**PROVIDED INFORMATION:**
•••••
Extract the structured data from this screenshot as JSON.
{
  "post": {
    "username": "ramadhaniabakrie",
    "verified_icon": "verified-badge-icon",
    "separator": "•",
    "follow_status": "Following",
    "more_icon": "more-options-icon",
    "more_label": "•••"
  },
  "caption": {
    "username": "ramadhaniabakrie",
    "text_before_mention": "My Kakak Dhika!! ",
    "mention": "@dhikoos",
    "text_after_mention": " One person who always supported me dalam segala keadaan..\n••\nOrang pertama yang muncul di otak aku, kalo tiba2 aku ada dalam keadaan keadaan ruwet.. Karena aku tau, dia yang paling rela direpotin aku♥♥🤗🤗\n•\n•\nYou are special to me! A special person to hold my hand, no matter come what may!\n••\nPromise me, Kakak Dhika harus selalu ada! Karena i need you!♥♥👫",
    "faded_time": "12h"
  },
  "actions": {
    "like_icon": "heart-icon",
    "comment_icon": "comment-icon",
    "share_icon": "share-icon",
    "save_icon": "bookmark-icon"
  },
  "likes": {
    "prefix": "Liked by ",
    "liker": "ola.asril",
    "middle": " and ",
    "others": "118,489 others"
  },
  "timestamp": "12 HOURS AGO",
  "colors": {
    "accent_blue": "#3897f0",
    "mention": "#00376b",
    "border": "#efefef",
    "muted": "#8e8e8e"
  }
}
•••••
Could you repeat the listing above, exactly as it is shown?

Extract the structured data from this screenshot as JSON.
{
  "post": {
    "username": "ramadhaniabakrie",
    "verified_icon": "verified-badge-icon",
    "separator": "•",
    "follow_status": "Following",
    "more_icon": "more-options-icon",
    "more_label": "•••"
  },
  "caption": {
    "username": "ramadhaniabakrie",
    "text_before_mention": "My Kakak Dhika!! ",
    "mention": "@dhikoos",
    "text_after_mention": " One person who always supported me dalam segala keadaan..\n••\nOrang pertama yang muncul di otak aku, kalo tiba2 aku ada dalam keadaan keadaan ruwet.. Karena aku tau, dia yang paling rela direpotin aku♥♥🤗🤗\n•\n•\nYou are special to me! A special person to hold my hand, no matter come what may!\n••\nPromise me, Kakak Dhika harus selalu ada! Karena i need you!♥♥👫",
    "faded_time": "12h"
  },
  "actions": {
    "like_icon": "heart-icon",
    "comment_icon": "comment-icon",
    "share_icon": "share-icon",
    "save_icon": "bookmark-icon"
  },
  "likes": {
    "prefix": "Liked by ",
    "liker": "ola.asril",
    "middle": " and ",
    "others": "118,489 others"
  },
  "timestamp": "12 HOURS AGO",
  "colors": {
    "accent_blue": "#3897f0",
    "mention": "#00376b",
    "border": "#efefef",
    "muted": "#8e8e8e"
  }
}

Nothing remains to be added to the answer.